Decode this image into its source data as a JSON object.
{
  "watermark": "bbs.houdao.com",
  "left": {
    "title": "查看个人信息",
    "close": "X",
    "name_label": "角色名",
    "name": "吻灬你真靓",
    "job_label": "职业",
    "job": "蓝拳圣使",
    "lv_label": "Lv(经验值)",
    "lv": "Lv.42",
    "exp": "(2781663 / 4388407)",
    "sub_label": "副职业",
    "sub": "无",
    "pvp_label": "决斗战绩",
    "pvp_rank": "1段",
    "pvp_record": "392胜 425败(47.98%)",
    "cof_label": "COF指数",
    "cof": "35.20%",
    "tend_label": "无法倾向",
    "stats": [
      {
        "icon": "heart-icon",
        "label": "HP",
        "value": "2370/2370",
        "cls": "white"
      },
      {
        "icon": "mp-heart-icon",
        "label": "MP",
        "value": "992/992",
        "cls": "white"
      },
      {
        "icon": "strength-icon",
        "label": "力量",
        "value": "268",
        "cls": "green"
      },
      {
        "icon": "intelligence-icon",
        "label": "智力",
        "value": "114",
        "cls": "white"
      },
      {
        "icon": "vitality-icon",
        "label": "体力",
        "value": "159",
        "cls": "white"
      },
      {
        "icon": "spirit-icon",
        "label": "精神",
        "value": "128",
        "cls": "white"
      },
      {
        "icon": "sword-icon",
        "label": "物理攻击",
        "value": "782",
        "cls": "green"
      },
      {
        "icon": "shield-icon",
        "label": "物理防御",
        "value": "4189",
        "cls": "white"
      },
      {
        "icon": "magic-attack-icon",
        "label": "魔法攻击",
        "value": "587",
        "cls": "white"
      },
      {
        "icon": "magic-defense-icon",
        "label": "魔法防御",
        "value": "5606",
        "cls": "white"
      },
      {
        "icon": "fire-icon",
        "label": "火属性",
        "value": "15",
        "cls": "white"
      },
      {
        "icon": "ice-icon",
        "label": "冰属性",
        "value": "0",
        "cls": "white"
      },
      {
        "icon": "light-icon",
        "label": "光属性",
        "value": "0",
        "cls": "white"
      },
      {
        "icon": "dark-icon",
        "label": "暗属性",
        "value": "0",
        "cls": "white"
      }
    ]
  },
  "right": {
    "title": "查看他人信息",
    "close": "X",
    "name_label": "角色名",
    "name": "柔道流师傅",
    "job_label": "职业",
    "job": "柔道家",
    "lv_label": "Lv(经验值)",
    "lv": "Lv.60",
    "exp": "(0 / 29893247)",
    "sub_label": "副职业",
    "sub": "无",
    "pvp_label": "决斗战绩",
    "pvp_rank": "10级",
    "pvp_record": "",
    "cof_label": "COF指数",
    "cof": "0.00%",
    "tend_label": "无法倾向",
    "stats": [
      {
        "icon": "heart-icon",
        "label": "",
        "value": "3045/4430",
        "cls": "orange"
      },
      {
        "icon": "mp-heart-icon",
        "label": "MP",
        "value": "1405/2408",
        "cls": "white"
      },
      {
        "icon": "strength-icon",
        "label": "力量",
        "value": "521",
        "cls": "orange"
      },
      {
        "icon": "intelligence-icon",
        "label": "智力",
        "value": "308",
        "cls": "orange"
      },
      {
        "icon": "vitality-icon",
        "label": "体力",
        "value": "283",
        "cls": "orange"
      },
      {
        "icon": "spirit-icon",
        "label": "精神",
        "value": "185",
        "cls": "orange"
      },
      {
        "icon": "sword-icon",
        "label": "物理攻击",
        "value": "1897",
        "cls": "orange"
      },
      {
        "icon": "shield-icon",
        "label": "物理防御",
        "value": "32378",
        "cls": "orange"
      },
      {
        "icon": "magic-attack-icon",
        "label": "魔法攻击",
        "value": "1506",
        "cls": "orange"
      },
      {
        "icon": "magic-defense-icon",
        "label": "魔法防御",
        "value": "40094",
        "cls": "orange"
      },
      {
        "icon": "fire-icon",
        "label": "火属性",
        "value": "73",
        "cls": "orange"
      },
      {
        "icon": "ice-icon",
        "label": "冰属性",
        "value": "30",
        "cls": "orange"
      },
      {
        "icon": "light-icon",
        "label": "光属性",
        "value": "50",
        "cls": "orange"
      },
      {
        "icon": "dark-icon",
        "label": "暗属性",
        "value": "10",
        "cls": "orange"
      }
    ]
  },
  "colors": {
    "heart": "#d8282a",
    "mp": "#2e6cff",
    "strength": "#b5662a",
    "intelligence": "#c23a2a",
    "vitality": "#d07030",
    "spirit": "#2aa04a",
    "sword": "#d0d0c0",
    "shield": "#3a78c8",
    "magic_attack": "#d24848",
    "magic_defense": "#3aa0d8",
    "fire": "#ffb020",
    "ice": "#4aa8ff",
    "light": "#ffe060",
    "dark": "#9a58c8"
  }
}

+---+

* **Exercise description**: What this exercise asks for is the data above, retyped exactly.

* **Task result**:
Decode this image into its source data as a JSON object.
{
  "watermark": "bbs.houdao.com",
  "left": {
    "title": "查看个人信息",
    "close": "X",
    "name_label": "角色名",
    "name": "吻灬你真靓",
    "job_label": "职业",
    "job": "蓝拳圣使",
    "lv_label": "Lv(经验值)",
    "lv": "Lv.42",
    "exp": "(2781663 / 4388407)",
    "sub_label": "副职业",
    "sub": "无",
    "pvp_label": "决斗战绩",
    "pvp_rank": "1段",
    "pvp_record": "392胜 425败(47.98%)",
    "cof_label": "COF指数",
    "cof": "35.20%",
    "tend_label": "无法倾向",
    "stats": [
      {
        "icon": "heart-icon",
        "label": "HP",
        "value": "2370/2370",
        "cls": "white"
      },
      {
        "icon": "mp-heart-icon",
        "label": "MP",
        "value": "992/992",
        "cls": "white"
      },
      {
        "icon": "strength-icon",
        "label": "力量",
        "value": "268",
        "cls": "green"
      },
      {
        "icon": "intelligence-icon",
        "label": "智力",
        "value": "114",
        "cls": "white"
      },
      {
        "icon": "vitality-icon",
        "label": "体力",
        "value": "159",
        "cls": "white"
      },
      {
        "icon": "spirit-icon",
        "label": "精神",
        "value": "128",
        "cls": "white"
      },
      {
        "icon": "sword-icon",
        "label": "物理攻击",
        "value": "782",
        "cls": "green"
      },
      {
        "icon": "shield-icon",
        "label": "物理防御",
        "value": "4189",
        "cls": "white"
      },
      {
        "icon": "magic-attack-icon",
        "label": "魔法攻击",
        "value": "587",
        "cls": "white"
      },
      {
        "icon": "magic-defense-icon",
        "label": "魔法防御",
        "value": "5606",
        "cls": "white"
      },
      {
        "icon": "fire-icon",
        "label": "火属性",
        "value": "15",
        "cls": "white"
      },
      {
        "icon": "ice-icon",
        "label": "冰属性",
        "value": "0",
        "cls": "white"
      },
      {
        "icon": "light-icon",
        "label": "光属性",
        "value": "0",
        "cls": "white"
      },
      {
        "icon": "dark-icon",
        "label": "暗属性",
        "value": "0",
        "cls": "white"
      }
    ]
  },
  "right": {
    "title": "查看他人信息",
    "close": "X",
    "name_label": "角色名",
    "name": "柔道流师傅",
    "job_label": "职业",
    "job": "柔道家",
    "lv_label": "Lv(经验值)",
    "lv": "Lv.60",
    "exp": "(0 / 29893247)",
    "sub_label": "副职业",
    "sub": "无",
    "pvp_label": "决斗战绩",
    "pvp_rank": "10级",
    "pvp_record": "",
    "cof_label": "COF指数",
    "cof": "0.00%",
    "tend_label": "无法倾向",
    "stats": [
      {
        "icon": "heart-icon",
        "label": "",
        "value": "3045/4430",
        "cls": "orange"
      },
      {
        "icon": "mp-heart-icon",
        "label": "MP",
        "value": "1405/2408",
        "cls": "white"
      },
      {
        "icon": "strength-icon",
        "label": "力量",
        "value": "521",
        "cls": "orange"
      },
      {
        "icon": "intelligence-icon",
        "label": "智力",
        "value": "308",
        "cls": "orange"
      },
      {
        "icon": "vitality-icon",
        "label": "体力",
        "value": "283",
        "cls": "orange"
      },
      {
        "icon": "spirit-icon",
        "label": "精神",
        "value": "185",
        "cls": "orange"
      },
      {
        "icon": "sword-icon",
        "label": "物理攻击",
        "value": "1897",
        "cls": "orange"
      },
      {
        "icon": "shield-icon",
        "label": "物理防御",
        "value": "32378",
        "cls": "orange"
      },
      {
        "icon": "magic-attack-icon",
        "label": "魔法攻击",
        "value": "1506",
        "cls": "orange"
      },
      {
        "icon": "magic-defense-icon",
        "label": "魔法防御",
        "value": "40094",
        "cls": "orange"
      },
      {
        "icon": "fire-icon",
        "label": "火属性",
        "value": "73",
        "cls": "orange"
      },
      {
        "icon": "ice-icon",
        "label": "冰属性",
        "value": "30",
        "cls": "orange"
      },
      {
        "icon": "light-icon",
        "label": "光属性",
        "value": "50",
        "cls": "orange"
      },
      {
        "icon": "dark-icon",
        "label": "暗属性",
        "value": "10",
        "cls": "orange"
      }
    ]
  },
  "colors": {
    "heart": "#d8282a",
    "mp": "#2e6cff",
    "strength": "#b5662a",
    "intelligence": "#c23a2a",
    "vitality": "#d07030",
    "spirit": "#2aa04a",
    "sword": "#d0d0c0",
    "shield": "#3a78c8",
    "magic_attack": "#d24848",
    "magic_defense": "#3aa0d8",
    "fire": "#ffb020",
    "ice": "#4aa8ff",
    "light": "#ffe060",
    "dark": "#9a58c8"
  }
}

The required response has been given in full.